Has another snow storm hit Cleveland?
Is our house still standing?
Do I have everything in order for school next Monday?
Thoughts of elsewhere dart into my mind like now you see ‘em now you don’t geckos. Not the geckos on commercials who casually offer tea and jam with insurance quotes, but the real little green lizards that are treated like royalty here because they eat bugs. I don’t know if it is the lingering jet lag or just the spiritual magic that hangs heavy in the rain forest, but its hard to think here, there’s too much to experience.

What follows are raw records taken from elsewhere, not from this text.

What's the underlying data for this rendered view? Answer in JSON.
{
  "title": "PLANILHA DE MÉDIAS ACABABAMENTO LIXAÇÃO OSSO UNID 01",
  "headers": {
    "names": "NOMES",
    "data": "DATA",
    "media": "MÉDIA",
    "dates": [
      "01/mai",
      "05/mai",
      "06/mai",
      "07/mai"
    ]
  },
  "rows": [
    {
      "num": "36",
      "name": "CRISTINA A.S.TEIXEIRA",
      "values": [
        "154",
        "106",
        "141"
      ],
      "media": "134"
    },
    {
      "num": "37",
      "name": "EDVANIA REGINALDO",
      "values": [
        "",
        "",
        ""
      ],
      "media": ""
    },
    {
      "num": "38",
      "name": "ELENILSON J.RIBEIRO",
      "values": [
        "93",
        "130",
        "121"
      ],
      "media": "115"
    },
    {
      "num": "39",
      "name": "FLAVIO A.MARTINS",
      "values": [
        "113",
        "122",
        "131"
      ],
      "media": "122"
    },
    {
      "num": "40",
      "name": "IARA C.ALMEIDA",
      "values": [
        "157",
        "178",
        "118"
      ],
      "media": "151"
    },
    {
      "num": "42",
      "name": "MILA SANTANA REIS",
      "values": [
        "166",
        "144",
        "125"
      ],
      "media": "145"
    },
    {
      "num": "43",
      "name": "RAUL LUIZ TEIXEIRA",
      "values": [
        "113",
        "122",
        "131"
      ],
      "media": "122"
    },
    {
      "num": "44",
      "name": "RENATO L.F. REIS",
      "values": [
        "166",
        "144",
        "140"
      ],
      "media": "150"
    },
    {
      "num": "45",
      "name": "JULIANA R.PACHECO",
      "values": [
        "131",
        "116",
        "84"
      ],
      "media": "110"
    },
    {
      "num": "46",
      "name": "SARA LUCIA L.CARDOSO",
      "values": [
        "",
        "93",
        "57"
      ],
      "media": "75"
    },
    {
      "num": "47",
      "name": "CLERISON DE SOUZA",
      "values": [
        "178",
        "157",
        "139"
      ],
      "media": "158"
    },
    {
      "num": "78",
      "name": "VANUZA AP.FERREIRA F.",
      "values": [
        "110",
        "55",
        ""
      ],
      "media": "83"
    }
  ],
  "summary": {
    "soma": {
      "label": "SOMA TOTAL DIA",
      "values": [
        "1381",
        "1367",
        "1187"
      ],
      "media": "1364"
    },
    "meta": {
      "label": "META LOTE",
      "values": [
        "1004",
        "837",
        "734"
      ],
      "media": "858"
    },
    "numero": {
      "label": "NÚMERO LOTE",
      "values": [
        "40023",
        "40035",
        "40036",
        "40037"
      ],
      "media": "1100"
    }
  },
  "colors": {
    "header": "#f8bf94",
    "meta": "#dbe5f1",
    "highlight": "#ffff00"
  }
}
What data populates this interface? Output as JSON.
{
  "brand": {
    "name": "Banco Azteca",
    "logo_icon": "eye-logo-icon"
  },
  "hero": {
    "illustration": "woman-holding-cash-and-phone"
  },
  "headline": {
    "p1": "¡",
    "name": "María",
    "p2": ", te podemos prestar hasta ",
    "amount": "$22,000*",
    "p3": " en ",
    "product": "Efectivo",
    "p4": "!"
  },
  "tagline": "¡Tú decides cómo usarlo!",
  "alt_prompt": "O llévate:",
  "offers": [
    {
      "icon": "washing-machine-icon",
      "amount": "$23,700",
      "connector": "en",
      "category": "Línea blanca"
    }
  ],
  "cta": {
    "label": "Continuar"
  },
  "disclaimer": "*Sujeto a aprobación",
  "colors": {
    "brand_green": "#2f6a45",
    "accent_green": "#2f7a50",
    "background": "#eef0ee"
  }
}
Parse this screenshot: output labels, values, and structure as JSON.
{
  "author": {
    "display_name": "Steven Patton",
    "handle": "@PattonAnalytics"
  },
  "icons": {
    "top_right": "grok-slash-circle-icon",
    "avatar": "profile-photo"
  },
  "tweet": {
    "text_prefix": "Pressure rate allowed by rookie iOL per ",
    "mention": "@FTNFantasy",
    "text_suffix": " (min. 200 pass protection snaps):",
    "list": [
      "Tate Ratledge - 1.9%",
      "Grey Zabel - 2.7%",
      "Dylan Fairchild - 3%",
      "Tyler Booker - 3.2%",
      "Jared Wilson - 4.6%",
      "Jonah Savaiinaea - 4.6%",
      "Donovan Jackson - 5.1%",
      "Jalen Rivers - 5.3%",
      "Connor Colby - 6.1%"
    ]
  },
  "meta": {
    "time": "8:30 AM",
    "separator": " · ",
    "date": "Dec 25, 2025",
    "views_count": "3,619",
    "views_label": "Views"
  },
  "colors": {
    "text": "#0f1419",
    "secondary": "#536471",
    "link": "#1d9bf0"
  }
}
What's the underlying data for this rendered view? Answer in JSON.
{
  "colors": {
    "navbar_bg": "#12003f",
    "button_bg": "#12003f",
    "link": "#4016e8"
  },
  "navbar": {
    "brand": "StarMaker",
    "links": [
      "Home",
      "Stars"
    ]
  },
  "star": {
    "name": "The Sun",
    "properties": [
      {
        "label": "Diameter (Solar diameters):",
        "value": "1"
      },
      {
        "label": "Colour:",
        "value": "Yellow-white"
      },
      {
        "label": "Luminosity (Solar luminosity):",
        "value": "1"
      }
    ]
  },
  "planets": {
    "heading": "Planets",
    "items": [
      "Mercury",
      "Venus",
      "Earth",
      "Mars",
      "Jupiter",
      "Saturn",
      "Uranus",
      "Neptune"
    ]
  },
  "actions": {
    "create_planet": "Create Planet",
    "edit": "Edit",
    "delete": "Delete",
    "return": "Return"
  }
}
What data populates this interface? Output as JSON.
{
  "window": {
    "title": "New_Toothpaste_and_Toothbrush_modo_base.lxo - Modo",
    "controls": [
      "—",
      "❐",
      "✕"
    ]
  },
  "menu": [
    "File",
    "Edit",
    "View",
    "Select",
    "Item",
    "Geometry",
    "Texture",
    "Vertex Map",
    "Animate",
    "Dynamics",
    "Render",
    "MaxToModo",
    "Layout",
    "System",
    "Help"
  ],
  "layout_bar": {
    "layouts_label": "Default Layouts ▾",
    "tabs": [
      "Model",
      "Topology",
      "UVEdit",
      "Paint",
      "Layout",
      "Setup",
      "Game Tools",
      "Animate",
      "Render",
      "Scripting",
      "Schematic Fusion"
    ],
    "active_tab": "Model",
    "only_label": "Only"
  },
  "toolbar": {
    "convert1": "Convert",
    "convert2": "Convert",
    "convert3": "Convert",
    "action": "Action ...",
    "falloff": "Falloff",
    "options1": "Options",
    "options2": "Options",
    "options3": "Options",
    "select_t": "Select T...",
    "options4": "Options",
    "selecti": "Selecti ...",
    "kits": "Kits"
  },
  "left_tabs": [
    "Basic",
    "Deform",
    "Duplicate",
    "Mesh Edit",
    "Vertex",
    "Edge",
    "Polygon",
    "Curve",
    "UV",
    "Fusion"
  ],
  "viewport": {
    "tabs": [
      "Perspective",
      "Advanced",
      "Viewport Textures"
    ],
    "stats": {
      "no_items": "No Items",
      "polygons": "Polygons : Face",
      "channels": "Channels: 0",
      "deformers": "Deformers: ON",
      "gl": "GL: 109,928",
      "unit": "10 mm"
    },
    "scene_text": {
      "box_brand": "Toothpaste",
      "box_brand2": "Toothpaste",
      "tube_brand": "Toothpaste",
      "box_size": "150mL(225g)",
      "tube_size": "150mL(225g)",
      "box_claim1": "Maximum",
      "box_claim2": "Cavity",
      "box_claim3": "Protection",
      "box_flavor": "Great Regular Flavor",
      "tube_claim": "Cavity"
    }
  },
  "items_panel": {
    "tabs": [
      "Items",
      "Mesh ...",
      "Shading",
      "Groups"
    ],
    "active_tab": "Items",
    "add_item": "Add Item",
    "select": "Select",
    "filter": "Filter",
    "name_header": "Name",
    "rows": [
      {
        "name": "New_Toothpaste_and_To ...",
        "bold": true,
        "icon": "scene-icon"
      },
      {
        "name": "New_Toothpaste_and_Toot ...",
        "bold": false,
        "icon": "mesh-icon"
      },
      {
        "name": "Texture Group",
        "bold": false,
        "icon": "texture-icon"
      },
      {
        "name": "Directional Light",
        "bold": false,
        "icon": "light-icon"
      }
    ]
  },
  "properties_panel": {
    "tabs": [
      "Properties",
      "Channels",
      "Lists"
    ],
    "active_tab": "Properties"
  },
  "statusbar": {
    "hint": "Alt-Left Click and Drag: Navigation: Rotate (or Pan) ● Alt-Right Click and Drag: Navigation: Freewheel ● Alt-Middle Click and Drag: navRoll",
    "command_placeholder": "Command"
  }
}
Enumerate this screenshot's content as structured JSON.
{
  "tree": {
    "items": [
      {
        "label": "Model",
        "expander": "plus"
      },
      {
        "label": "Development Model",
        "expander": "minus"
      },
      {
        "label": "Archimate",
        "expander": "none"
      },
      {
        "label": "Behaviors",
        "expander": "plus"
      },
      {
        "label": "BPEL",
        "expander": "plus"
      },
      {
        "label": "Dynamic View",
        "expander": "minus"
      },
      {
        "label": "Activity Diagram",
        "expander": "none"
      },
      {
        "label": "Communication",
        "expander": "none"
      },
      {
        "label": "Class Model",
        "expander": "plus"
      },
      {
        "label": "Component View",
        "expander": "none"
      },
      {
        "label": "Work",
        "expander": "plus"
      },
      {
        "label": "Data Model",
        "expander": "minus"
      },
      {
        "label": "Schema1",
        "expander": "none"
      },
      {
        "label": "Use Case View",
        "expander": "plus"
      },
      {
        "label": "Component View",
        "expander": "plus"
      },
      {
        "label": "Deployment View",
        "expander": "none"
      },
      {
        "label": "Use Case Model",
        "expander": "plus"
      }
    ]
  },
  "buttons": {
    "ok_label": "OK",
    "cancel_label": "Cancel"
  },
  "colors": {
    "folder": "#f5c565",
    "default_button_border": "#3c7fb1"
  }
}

We drive as fast as possible past the morning and evening sunset beaches to a spa owned by Jakarta teachers Hugh and Rita Collett. Well, to put that a little more accurately, a driver from the Alam Sari Spa drives us. Only tourists who have a mad desire to get REALLY in touch with the spirit world would venture to drive out of the airport where traffic lines are for sissies and every four wheeled vehicle is orbited by satellites of motorcylces. There is a fair amount of horn honking, but I notice that it is not aggressive “get out of my way” honking. More like, “hey, I’m over here, don’t hit me,” honking. Lots of speed bumps, everyone gets cut off regularly and there is zero road rage.
The above picture is the corner of our private bungalow for the week. Our bed is decorated with flowers and we look out on a temple that receives offerings from staff 3 times a day.
Having just read Eat, Love, Pray (highly recommended) I know that Bali is a spiritual place, but nothing prepares you for the ubiquitous temples that rise on every corner and rice paddy. Each of the mailbox shaped structures here in the rice paddy is a temple made for offerings to enhance fertility. By all appearances, the offerings seem to be working as Bali ia one of the most fertile places on the planet. A balsa tree can grow 12 centimeters a day! Plant such as bamboo and rice and sweet potatoes are just broken from an exising plant and tucked in the red earth.